● TASK OBJECTIVE
Would you copy all lines in the data that contain the word "label"?

Stored data entries:
◆ ◆ ◆ ◆ ◆

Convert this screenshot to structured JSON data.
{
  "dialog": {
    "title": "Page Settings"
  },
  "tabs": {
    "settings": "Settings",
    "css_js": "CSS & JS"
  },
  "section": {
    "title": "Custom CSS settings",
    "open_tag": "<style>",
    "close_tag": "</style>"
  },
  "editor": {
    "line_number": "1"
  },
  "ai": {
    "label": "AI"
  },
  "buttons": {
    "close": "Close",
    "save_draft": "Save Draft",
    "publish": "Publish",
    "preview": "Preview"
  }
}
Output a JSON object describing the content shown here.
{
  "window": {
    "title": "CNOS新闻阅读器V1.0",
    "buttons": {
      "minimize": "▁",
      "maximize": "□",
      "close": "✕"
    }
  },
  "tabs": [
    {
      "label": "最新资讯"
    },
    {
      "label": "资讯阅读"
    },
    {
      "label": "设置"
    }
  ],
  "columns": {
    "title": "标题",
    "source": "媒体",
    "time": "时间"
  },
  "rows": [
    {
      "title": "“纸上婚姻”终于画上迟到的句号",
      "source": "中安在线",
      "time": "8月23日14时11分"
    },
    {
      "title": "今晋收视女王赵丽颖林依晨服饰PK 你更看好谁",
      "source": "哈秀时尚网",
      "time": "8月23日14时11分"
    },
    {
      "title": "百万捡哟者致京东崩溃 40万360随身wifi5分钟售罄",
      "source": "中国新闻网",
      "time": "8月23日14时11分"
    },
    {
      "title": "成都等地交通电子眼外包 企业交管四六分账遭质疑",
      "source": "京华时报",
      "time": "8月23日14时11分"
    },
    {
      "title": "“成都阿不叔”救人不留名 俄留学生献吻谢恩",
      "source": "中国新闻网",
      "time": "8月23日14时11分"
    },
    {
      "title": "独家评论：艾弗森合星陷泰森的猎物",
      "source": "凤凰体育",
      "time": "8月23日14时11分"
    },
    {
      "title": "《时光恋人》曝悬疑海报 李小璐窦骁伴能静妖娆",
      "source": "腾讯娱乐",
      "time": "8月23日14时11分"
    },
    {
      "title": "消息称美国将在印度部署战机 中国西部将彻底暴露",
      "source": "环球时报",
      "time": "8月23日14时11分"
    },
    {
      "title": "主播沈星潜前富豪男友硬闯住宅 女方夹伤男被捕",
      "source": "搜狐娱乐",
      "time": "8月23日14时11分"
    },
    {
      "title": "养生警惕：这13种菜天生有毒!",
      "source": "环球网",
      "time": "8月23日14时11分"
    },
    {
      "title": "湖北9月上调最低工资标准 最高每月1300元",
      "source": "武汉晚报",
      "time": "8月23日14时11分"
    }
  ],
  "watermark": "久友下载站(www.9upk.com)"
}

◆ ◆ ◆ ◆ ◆

● EXERCISE RESULT
    "label": "AI"
      "label": "最新资讯"
      "label": "资讯阅读"
      "label": "设置"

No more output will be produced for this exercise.